As the era of interferon-alpha (IFN)-based therapy for hepatitis C ends, long-term treatment outcomes are now being evaluated.To more fully understand the natural history of hepatitis C infection by following a multisite cohort of patients.Patients with chronic HCV were prospectively enrolled in 1999-2000 from 11 VA medical centers and followed through retrospective medical record review.A total of 2211 patients were followed for an average of 8.5 years after enrollment. Thirty-one percent of patients received HCV antiviral therapy, 15 % with standard IFN/ribavirin only, 16 % with pegylated IFN/ribavirin, and 26.7 % of treated patients achieved sustained virologic response (SVR). Cirrhosis developed in 25.8 % of patients. Treatment nonresponders had a greater than twofold increase in the hazard of cirrhosis and hepatocellular carcinoma, compared to untreated patients, whereas SVR patients were only marginally protected from cirrhosis. Nearly 6 % developed hepatocellular carcinoma, and 27.1 % died during the follow-up period. Treated patients, regardless of response, had a significant survival benefit compared to untreated patients (HR 0.58, CI 0.46-0.72). Improved survival was also associated with college education, younger age, lower levels of alcohol consumption, and longer duration of medical service follow-up-factors typically associated with treatment eligibility.As more hepatitis C patients are now being assessed for all-oral combination therapy, these results highlight that patient compliance and limiting harmful behaviors contribute a significant proportion of the survival benefit in treated patients and that the long-term clinical benefits of SVR may be less profound than previously reported.

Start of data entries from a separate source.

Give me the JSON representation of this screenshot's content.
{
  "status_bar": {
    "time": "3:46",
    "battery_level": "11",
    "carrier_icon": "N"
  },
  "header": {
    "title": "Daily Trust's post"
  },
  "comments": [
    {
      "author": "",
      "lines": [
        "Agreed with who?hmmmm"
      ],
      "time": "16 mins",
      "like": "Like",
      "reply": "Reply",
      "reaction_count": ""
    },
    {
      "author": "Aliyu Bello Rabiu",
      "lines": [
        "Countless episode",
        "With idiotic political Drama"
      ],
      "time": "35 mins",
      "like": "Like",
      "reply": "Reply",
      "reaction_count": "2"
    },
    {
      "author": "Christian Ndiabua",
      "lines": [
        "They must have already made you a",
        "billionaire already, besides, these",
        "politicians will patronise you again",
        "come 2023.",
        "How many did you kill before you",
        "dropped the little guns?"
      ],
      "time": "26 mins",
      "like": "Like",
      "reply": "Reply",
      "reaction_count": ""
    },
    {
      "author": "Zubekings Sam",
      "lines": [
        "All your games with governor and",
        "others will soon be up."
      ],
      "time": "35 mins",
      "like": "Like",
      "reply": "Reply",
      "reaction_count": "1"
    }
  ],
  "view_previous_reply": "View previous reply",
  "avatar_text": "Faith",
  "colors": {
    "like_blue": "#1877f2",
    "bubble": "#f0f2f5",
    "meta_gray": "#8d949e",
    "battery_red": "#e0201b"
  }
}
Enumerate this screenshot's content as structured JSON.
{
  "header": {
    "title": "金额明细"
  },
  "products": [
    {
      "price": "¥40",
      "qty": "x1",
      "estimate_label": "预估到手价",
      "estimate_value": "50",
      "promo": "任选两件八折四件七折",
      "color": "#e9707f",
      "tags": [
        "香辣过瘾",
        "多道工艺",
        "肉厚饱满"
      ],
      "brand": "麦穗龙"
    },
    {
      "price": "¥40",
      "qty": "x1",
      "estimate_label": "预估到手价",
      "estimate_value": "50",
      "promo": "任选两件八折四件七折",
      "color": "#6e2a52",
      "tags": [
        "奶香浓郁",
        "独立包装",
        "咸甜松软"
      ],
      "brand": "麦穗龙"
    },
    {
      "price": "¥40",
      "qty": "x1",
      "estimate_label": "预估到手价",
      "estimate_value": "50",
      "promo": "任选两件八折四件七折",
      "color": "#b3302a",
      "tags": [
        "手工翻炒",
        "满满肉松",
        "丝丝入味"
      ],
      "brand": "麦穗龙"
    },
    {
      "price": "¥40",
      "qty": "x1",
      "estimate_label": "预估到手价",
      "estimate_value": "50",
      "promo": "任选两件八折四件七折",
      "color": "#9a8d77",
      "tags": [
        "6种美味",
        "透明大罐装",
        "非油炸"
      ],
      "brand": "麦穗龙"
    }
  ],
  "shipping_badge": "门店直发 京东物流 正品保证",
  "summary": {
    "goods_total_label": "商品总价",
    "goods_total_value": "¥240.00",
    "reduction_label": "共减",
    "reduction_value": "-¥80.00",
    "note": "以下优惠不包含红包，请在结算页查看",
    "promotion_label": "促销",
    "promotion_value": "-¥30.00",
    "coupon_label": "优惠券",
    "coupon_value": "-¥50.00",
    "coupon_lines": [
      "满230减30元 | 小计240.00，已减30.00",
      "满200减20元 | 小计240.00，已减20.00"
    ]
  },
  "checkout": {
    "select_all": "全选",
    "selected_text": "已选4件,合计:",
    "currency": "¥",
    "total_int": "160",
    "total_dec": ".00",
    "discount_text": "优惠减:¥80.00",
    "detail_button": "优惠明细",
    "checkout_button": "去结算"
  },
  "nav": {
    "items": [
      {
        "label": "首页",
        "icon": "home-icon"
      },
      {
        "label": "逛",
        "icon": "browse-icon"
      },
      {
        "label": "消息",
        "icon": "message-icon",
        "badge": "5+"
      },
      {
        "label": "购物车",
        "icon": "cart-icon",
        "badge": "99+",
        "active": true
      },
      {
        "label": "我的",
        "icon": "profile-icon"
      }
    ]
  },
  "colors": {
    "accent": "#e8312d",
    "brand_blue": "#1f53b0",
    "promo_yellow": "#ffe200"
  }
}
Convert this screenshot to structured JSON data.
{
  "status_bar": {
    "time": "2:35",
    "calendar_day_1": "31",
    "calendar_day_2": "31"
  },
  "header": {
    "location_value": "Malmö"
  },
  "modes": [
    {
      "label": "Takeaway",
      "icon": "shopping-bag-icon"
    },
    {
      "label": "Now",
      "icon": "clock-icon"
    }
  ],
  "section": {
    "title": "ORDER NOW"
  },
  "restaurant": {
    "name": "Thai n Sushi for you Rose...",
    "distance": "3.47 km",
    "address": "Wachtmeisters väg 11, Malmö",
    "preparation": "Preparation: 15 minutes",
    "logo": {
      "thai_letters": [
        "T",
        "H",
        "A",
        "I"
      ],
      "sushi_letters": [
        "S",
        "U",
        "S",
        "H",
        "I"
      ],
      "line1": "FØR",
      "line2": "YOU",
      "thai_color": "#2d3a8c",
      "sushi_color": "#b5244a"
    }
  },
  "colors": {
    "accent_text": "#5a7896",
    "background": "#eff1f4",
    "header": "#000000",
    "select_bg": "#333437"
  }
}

View details for DOI 10.1007/s10620-016-4122-5
View details for PubMedID 27059981